_YOUR OBJECTIVE_
Every line below that contains "grocery" is to be copied.

_DATASET RECORDS_
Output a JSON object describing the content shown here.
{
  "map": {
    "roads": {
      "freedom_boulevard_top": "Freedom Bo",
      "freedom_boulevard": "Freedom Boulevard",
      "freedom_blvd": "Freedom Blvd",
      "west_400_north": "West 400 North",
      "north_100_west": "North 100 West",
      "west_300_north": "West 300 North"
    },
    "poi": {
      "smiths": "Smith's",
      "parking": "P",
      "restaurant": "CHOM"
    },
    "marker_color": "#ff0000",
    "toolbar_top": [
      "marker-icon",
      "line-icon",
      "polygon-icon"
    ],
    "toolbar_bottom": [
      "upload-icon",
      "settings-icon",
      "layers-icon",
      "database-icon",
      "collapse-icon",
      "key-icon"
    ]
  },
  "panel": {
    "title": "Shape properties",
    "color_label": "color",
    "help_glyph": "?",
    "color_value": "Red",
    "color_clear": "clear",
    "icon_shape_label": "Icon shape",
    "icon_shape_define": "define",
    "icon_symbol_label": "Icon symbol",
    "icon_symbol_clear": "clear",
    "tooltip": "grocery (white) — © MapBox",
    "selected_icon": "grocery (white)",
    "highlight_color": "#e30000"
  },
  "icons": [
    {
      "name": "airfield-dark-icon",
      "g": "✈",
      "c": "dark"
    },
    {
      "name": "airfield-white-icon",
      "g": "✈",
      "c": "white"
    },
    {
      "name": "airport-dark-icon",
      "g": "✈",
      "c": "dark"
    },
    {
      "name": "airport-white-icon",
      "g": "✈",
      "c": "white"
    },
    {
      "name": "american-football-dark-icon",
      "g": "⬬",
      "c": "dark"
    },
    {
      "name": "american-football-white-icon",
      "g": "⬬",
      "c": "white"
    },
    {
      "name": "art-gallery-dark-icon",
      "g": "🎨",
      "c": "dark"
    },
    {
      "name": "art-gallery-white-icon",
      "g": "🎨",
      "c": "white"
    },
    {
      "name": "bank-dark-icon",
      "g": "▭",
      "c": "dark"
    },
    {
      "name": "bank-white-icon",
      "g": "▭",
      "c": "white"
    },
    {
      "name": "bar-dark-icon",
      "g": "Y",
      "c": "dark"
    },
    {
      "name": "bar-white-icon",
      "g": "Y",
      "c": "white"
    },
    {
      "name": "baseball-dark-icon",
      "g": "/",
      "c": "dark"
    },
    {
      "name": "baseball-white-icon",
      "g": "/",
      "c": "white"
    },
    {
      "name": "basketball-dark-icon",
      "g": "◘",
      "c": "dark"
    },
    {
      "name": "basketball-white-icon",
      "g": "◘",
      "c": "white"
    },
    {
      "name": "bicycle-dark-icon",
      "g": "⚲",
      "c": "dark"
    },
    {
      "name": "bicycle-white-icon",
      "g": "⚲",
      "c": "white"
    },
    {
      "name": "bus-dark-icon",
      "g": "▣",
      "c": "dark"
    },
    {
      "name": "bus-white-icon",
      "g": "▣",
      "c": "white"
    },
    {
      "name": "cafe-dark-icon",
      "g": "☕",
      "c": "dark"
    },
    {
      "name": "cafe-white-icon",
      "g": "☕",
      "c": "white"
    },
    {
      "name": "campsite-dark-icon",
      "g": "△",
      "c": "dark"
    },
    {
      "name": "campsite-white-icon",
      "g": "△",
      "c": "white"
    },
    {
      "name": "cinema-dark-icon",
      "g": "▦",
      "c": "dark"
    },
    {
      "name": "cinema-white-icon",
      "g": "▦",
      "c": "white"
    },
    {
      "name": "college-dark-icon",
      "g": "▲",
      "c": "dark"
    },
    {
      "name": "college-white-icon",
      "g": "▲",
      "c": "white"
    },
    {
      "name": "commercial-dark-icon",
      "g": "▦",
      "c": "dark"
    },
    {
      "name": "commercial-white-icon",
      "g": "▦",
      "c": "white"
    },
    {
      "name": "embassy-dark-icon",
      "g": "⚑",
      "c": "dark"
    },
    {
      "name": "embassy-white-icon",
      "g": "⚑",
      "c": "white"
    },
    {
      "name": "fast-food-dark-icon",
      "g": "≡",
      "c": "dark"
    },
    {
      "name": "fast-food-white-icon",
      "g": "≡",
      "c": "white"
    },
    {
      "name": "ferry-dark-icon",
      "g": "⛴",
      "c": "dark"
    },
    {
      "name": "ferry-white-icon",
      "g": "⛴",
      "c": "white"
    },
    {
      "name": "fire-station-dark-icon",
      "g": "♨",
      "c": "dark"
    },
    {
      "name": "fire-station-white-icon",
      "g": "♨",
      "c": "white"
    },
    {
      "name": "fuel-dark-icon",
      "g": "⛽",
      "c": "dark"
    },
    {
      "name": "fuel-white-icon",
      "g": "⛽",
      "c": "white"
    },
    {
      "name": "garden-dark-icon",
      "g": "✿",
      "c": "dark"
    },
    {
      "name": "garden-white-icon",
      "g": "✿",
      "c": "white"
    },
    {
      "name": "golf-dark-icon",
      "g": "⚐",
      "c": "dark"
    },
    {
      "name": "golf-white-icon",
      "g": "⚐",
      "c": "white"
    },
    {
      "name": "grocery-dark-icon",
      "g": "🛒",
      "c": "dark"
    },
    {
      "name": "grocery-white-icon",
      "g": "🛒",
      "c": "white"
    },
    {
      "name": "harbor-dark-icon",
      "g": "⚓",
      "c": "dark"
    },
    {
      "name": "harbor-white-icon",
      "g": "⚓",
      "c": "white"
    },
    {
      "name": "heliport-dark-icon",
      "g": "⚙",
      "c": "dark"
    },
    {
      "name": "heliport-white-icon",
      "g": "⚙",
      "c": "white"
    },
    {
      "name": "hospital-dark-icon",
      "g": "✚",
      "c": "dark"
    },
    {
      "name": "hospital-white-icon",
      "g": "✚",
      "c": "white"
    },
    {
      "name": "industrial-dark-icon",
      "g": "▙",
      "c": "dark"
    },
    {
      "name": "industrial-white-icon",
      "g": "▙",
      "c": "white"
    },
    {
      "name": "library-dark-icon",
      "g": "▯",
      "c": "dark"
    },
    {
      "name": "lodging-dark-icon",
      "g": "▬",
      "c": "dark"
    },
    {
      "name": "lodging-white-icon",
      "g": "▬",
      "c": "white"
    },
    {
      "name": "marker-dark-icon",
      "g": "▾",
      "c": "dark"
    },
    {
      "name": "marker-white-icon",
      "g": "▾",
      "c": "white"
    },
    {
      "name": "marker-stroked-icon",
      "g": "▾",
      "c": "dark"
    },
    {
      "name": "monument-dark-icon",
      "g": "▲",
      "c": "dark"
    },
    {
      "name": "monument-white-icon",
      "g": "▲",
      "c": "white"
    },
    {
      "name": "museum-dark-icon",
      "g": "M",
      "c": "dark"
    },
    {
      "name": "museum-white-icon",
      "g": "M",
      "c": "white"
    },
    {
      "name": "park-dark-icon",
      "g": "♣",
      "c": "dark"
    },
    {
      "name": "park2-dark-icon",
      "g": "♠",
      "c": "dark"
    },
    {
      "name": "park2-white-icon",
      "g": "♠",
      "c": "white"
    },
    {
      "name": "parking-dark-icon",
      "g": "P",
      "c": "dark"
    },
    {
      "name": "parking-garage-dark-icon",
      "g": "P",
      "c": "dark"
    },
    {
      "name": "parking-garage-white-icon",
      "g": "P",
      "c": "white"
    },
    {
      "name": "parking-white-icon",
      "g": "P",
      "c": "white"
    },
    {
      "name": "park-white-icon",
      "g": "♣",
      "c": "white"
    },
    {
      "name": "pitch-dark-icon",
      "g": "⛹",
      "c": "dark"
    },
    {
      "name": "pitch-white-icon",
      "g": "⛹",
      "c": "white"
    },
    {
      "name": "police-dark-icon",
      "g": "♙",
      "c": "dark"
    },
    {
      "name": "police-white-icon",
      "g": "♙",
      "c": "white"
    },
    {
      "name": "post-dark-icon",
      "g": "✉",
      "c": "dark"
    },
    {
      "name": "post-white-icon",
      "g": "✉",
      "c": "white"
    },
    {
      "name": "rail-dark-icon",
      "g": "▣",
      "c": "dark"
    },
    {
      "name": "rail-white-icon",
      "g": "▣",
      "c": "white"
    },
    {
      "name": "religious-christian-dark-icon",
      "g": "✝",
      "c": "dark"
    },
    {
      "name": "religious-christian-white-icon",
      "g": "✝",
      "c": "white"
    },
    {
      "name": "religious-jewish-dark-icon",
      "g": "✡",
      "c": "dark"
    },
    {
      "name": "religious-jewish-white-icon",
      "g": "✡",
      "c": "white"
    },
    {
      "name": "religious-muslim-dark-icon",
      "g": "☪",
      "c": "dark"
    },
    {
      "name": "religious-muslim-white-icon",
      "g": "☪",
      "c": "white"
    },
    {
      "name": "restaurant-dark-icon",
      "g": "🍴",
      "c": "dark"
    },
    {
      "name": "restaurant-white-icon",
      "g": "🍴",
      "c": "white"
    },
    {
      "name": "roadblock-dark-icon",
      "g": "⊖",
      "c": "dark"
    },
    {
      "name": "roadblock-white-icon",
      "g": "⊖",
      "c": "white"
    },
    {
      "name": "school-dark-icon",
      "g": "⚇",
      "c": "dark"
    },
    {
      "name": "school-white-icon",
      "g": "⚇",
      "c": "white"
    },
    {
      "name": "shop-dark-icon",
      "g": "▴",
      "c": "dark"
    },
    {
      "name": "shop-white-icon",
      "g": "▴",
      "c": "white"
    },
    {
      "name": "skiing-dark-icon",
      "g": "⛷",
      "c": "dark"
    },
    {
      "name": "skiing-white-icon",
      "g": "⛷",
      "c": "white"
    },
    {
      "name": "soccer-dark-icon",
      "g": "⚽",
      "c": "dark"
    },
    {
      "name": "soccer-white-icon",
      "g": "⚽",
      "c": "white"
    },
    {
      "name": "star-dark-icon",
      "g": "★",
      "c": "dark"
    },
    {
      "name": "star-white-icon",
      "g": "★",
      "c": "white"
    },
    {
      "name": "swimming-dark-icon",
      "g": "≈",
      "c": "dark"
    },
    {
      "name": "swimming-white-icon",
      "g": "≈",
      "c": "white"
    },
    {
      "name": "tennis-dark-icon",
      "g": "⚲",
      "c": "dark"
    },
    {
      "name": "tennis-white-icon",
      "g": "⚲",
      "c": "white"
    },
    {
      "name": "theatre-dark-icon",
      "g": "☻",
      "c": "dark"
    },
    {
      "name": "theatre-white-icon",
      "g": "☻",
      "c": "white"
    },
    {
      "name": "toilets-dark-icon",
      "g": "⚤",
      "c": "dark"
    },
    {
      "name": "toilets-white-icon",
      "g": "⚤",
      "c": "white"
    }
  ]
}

_EXERCISE ANSWER_
    "tooltip": "grocery (white) — © MapBox",
    "selected_icon": "grocery (white)",
      "name": "grocery-dark-icon",
      "name": "grocery-white-icon",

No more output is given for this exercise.